On the continent of Africa, to which I returned during my recent visit to Benin, it is essential that cooperation between Christian communities and Governments favour progress along the path of justice, peace and reconciliation, where respect is shown for members of all ethnic groups and all religions. It is painful to realize that in different countries of the continent this goal remains distant. I think in particular of the renewed outbreak of violence in Nigeria, as we saw from the attacks against several churches during the Christmas period, the aftermath of the civil war in Côte d’Ivoire, the continuing instability in the Great Lakes region and the humanitarian emergency in the countries of the Horn of Africa. I once again appeal to the international community to make every effort to find a solution to the crisis which has gone on for years in Somalia.

Finally I would stress that education, correctly understood, cannot fail to foster respect for creation. We cannot disregard the grave natural calamities which in 2011 affected various regions of South-East Asia, or ecological disasters like that of the Fukushima nuclear plant in Japan. Environmental protection and the connection between fighting poverty and fighting climate change are important areas for the promotion of integral human development.

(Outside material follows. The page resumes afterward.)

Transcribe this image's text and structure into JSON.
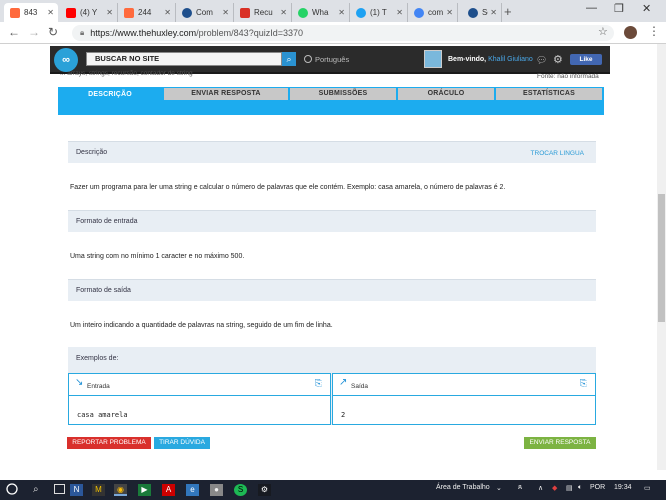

For this reason, I hope that, pursuant to the XVII session of the Conference of States Parties to the UN Convention on Climate Change recently concluded in Durban, the international community will prepare for the UN Conference on Sustainable Development (“Rio + 20”) as an authentic “family of nations” and thus with a great sense of solidarity and responsibility towards present and future generations...."

Taken from :